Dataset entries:

────────────────

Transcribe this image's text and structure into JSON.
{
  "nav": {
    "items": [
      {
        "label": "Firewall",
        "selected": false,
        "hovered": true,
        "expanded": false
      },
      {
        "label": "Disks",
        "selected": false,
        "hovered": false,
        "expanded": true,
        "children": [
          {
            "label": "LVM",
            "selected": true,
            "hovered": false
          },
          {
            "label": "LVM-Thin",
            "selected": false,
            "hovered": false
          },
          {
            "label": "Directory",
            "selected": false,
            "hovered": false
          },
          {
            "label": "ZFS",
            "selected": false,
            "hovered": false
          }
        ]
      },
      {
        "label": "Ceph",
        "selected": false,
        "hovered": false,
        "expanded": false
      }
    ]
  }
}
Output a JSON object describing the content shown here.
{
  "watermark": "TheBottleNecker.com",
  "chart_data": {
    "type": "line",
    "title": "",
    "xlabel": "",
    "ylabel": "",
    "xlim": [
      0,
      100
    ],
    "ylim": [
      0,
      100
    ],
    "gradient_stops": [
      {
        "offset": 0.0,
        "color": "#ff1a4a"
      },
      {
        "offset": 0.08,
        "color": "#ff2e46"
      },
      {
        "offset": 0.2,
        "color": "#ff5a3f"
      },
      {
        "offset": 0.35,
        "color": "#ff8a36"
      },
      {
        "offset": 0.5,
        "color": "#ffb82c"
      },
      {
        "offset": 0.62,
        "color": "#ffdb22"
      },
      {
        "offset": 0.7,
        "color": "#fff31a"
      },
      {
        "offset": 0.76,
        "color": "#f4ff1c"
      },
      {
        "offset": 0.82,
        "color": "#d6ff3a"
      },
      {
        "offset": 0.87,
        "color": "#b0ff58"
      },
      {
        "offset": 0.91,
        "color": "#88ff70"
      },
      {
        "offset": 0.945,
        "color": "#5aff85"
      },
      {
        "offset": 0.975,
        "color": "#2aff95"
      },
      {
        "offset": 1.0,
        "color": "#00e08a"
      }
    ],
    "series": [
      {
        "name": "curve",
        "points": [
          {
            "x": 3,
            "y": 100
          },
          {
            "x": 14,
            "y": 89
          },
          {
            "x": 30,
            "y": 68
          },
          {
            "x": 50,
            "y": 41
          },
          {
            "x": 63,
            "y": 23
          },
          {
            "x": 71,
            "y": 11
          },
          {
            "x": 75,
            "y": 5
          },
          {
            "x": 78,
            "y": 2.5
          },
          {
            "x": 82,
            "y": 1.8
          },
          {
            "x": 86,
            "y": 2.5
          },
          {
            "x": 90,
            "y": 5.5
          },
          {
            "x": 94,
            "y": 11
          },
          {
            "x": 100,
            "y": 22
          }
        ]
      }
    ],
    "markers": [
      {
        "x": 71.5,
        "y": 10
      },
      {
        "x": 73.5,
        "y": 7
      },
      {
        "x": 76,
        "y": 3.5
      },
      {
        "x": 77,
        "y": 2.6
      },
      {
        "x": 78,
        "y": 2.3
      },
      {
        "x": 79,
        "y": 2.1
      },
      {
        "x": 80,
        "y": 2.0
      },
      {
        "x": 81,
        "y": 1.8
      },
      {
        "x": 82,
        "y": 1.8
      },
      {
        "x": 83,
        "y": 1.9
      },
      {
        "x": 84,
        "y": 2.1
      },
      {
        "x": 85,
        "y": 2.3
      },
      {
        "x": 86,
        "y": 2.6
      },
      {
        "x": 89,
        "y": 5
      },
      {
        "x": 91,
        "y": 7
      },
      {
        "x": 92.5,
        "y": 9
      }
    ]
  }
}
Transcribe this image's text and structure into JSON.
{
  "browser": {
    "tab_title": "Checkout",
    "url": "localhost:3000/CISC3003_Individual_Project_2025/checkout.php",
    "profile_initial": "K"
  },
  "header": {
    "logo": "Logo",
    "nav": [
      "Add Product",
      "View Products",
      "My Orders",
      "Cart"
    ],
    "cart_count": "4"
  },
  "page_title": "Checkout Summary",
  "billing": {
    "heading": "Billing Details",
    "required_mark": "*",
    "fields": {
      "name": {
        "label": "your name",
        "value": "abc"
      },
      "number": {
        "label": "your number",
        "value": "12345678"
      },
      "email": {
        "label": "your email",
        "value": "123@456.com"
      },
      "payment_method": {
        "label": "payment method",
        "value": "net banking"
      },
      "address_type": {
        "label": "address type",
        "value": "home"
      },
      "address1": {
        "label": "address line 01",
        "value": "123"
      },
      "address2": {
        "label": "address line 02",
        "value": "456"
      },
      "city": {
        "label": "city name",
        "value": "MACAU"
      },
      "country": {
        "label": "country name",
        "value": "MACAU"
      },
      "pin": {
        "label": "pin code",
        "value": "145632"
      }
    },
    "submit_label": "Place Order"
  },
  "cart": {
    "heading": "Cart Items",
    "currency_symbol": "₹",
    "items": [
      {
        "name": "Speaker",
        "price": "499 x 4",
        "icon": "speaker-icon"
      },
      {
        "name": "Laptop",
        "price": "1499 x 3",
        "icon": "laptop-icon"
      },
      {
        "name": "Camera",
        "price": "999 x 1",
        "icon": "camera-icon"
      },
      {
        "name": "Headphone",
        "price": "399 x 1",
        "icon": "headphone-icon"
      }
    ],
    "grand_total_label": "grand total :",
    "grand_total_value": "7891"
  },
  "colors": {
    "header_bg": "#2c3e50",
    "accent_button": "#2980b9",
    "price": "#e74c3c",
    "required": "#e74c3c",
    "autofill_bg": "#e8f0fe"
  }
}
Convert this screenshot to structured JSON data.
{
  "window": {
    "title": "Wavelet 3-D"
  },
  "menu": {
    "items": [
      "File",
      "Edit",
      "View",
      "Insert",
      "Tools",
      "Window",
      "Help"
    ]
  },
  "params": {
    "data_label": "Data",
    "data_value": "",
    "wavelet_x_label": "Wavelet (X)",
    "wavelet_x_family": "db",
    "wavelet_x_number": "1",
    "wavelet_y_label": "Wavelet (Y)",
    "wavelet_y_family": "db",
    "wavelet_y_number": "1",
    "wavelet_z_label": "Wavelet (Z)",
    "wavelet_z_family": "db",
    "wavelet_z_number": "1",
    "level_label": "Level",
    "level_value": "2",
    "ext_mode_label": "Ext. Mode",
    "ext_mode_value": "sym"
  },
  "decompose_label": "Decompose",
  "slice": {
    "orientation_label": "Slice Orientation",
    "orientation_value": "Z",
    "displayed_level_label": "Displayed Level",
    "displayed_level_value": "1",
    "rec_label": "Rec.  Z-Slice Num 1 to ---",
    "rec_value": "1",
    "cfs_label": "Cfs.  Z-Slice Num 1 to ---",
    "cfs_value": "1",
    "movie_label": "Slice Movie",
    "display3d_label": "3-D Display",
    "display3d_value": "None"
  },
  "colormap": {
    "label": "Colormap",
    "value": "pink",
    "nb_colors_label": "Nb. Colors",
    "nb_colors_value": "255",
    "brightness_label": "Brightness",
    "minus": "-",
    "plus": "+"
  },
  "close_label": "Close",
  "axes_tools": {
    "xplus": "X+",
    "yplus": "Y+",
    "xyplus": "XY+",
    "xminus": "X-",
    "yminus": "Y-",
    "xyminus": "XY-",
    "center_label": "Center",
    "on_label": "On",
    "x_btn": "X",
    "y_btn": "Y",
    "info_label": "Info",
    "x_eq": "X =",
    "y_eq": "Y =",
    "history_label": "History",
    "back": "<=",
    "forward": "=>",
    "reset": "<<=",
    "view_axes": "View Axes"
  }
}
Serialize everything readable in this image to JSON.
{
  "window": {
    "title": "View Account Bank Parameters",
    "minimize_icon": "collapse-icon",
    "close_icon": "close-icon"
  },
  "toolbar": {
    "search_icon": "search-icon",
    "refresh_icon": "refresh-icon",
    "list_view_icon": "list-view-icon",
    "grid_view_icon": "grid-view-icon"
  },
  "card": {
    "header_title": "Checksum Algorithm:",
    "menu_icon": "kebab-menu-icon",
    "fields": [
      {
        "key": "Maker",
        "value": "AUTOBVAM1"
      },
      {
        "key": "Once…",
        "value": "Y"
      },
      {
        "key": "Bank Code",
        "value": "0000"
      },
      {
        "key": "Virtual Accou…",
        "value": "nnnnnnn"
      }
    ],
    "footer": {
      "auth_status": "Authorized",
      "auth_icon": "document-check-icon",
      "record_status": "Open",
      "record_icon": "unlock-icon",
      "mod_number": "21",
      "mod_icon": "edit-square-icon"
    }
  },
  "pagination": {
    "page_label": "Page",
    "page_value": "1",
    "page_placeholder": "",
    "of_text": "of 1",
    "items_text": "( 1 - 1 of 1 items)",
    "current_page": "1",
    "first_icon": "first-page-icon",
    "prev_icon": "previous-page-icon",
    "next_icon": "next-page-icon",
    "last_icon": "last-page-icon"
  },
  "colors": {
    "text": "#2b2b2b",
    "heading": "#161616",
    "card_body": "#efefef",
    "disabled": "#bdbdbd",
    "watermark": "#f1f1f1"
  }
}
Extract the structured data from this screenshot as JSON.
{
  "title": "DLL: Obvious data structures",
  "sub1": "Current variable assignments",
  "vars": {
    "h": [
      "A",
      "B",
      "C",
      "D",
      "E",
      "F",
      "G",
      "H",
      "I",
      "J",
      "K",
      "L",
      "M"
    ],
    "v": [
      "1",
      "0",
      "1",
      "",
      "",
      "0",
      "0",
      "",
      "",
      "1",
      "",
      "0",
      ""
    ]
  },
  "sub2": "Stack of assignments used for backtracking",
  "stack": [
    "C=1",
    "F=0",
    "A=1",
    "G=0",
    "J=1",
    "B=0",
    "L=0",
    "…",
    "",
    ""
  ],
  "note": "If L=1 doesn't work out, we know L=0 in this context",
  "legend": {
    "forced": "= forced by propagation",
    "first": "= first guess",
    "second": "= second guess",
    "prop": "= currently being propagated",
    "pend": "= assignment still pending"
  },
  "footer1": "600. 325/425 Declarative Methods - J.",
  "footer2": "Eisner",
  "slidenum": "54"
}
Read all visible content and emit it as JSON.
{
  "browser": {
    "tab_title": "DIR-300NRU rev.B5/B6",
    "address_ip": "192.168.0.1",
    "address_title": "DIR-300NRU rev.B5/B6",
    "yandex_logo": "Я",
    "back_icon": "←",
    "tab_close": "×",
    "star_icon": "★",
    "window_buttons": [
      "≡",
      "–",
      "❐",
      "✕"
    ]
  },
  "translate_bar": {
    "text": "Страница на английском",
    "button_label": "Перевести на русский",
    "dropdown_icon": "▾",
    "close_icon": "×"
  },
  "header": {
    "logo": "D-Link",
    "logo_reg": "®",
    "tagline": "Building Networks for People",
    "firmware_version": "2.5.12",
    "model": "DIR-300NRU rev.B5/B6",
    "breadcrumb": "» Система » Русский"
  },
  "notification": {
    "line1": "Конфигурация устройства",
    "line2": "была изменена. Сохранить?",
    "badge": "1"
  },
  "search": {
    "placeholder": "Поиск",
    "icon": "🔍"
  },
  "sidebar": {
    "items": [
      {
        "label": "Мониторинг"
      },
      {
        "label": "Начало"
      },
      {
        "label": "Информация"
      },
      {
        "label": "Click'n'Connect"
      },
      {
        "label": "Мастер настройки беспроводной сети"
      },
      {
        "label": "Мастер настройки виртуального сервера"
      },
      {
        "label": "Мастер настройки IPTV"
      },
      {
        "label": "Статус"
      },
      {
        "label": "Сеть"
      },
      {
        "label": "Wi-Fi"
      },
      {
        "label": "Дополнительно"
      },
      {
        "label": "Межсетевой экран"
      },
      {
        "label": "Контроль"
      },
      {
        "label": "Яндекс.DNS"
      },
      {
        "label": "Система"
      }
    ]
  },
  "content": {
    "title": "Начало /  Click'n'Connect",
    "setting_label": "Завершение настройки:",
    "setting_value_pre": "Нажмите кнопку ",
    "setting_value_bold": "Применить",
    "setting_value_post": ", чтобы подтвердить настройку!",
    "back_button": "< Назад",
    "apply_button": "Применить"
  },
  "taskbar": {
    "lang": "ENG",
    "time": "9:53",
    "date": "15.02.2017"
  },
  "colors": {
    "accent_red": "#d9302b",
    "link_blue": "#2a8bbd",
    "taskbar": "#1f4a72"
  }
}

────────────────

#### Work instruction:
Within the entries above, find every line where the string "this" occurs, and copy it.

#### Completed exercise:
Transcribe this image's text and structure into JSON.
Transcribe this image's text and structure into JSON.
Convert this screenshot to structured JSON data.
Serialize everything readable in this image to JSON.
Extract the structured data from this screenshot as JSON.
  "note": "If L=1 doesn't work out, we know L=0 in this context",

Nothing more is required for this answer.